Background:  I am a 45 year old male physician trained in family medicine at the Baylor Department of Family and Community Medicine, a division of the Baylor College of Medicine, in Houston, Texas.  I actually started out in general surgery, but after 3+ years of residency training, I transferred to family medicine on philosophic and pragmatic grounds.  I graduated from the Baylor program in 1998 and started out working for a physician in south Texas, for $150,000/year for two years.  Because I did not have my contract carefully reviewed by an attorney, I ended up being paid only $270,000 for that time, however.  In those days, it was fairly typical for a physician graduating from a residency program to take a job for $120,000/year, or $150,000/year if the individual did obstetric work as well.  When that contract expired, I left the acrimony behind, and started my own clinic, de novo,  in a nearby larger city.  That office opened on 15 January 2001 in a 1,500 square foot office with two employees, completely paperless, with what was then Millbroook's Paradigm practice management system (handles demographics, accounts receivable, electronic transmissions, etc.) and Medicalogic's Logician, a comprehensive electronic medical record.  I had used the latter company's internet version of that product for a year or more prior.  Those were exciting and trying days, as I learned about the business of medicine, and the complex world of information technology (IT).  For almost nine years that practice grew and flourished, taking me from an income that necessitated filing earned income credit (EIC) in the first year, to almost $300,000/year in the end.  Personal changes, however, lead me leave that practice, and to move to The Woodlands, Texas, over 150 miles away.
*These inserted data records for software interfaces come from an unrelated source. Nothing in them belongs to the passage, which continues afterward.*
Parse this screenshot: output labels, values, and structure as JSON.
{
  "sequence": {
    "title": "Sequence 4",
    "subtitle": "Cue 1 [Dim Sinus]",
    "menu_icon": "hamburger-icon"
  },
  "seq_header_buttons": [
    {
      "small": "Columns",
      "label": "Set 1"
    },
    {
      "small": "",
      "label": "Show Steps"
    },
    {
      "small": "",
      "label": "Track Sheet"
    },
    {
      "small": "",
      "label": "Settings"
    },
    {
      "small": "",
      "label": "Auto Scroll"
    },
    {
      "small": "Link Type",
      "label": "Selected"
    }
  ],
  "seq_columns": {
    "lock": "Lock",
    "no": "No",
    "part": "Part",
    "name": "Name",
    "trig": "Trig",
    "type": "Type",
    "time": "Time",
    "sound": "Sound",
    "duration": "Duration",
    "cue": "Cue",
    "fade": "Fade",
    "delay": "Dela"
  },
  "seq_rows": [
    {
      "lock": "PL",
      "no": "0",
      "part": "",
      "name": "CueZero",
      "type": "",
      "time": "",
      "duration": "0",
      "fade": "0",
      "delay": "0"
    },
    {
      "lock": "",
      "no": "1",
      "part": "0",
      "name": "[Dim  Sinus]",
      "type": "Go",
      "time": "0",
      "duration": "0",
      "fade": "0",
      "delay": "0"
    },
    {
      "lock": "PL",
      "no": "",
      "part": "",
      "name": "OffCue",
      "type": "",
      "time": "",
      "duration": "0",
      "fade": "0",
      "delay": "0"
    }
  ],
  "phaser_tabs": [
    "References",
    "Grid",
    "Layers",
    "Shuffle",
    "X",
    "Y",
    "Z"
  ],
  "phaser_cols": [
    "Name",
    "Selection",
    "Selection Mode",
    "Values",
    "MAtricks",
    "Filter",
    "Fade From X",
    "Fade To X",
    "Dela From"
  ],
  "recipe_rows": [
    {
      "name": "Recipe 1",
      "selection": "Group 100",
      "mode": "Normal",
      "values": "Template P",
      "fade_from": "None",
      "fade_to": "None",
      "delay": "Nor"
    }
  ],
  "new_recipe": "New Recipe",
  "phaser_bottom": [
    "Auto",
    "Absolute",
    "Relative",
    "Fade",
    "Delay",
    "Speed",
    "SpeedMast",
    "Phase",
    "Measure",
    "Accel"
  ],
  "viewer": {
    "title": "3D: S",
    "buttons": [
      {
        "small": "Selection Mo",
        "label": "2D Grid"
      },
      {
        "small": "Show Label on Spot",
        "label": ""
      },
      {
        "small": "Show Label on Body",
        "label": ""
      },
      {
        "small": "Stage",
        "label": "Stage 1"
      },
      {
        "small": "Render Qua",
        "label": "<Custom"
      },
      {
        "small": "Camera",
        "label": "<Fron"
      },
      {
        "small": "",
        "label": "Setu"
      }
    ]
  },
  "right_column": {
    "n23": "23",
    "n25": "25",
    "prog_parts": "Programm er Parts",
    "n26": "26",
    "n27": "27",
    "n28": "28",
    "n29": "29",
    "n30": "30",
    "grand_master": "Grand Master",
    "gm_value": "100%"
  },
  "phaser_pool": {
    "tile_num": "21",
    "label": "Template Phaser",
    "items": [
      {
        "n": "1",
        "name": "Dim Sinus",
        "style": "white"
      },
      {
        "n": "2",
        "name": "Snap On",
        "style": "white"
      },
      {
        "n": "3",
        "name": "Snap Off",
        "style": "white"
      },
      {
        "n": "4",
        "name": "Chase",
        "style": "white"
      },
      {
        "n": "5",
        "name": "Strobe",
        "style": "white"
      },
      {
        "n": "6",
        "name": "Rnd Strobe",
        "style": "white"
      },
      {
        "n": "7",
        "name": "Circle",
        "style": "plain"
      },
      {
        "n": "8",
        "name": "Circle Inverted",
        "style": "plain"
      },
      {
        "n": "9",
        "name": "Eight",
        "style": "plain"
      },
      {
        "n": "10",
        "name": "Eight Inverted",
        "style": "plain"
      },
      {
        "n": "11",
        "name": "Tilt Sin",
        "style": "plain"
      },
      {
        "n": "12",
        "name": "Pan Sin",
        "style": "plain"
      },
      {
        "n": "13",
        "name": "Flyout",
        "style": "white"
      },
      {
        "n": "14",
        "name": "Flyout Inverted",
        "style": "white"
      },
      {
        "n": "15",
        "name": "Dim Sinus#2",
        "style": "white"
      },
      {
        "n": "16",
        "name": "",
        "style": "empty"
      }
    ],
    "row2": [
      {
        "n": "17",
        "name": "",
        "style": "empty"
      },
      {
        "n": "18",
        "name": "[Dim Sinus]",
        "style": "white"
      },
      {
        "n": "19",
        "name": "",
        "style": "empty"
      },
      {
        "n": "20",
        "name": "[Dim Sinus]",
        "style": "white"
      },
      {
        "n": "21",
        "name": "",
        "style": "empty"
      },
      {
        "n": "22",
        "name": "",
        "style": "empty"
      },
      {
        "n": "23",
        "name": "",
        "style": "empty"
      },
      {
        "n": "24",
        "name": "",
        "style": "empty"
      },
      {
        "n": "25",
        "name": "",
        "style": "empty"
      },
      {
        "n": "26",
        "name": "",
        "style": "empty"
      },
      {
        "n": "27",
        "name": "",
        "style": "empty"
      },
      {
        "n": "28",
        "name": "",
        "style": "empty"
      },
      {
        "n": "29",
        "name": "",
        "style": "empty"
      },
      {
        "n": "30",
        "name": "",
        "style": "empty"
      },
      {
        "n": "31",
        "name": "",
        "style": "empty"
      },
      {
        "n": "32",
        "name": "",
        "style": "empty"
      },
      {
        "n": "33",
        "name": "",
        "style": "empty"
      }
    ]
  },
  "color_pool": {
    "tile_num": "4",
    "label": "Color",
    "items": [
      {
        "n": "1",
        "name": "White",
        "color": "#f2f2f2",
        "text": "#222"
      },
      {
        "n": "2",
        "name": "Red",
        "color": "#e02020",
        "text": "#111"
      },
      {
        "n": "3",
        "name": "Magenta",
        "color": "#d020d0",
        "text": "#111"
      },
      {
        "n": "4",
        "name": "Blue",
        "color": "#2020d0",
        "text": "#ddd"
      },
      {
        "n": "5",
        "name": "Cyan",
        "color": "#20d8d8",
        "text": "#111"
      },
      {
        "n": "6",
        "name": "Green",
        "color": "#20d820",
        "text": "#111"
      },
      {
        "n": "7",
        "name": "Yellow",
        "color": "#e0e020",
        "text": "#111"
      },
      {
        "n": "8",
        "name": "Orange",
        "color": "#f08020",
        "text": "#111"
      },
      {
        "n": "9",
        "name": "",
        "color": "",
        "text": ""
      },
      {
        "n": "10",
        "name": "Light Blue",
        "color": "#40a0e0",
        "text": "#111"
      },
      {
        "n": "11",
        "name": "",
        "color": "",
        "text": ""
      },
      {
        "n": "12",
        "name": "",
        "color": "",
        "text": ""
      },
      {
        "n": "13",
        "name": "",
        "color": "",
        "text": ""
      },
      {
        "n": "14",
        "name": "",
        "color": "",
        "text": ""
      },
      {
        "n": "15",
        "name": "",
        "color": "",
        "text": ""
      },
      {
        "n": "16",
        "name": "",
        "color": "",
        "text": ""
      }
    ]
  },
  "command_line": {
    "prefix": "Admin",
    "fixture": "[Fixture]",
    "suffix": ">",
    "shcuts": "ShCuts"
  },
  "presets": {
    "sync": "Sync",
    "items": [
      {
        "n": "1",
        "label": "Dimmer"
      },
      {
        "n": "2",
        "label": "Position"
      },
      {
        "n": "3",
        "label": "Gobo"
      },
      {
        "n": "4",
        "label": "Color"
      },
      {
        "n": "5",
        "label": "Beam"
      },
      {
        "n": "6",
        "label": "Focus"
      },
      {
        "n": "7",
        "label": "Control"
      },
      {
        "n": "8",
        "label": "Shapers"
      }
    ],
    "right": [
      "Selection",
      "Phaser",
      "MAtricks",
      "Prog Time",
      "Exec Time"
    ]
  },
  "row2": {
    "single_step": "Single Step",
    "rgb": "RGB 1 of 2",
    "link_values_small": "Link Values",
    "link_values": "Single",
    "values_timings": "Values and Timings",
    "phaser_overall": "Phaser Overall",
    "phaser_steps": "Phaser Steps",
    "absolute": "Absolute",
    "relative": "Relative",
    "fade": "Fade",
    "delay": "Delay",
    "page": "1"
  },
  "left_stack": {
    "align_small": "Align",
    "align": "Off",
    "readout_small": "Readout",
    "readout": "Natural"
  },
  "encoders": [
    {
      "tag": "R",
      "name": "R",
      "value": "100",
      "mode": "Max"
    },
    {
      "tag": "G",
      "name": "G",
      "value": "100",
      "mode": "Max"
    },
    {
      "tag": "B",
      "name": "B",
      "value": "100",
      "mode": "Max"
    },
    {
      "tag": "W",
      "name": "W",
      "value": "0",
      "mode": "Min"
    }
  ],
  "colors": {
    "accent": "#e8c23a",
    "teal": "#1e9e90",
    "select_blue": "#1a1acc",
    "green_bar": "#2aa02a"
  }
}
The Woodlands is a beautiful and surreal world of affluence and expectation.  Residents refer to it as "The Bubble," suggesting an insular non-reality.  Think Stepford Wives, or perhaps utopian conformity.  The average income here at almost $120,000, but I did not move here for those reasons.  I moved here for the most common reason men move anywhere.

Initially I worked for a 15 member group of healthcare professionals locally, with an option to buy in later.  The work was demanding; the environment, oppressive.  While it was personally and professionally challenging, I persevered and offered suggestions about changes that would benefit the patients and practitioners alike.  Nonetheless, I was more than surprised to be suddenly and completely unexpectedly terminated after 20 months with the group, reason not given.  Later it was suggested to be a cost-cutting measure of some type, though I am am certain my average productivity was far from the least on the team.

Considering my transition from surgery to family medicine, my difficulty with my first employer and associated fiscal loss, my recent personal challenges, and this most recent job loss, I rationally must consider in what way I may be flawed that I do not maintain fluid relationships.  I am generally not bombastic or short tempered.  I am regarded by most as gentle, sensitive, and patient, perhaps too much so.  I believe that I have conditioned myself to believe that I can do a better job in a small work environment than in a larger one.  So here I am, jobless, capable, and searching for a better way to do medicine.  Commencement.  More to come.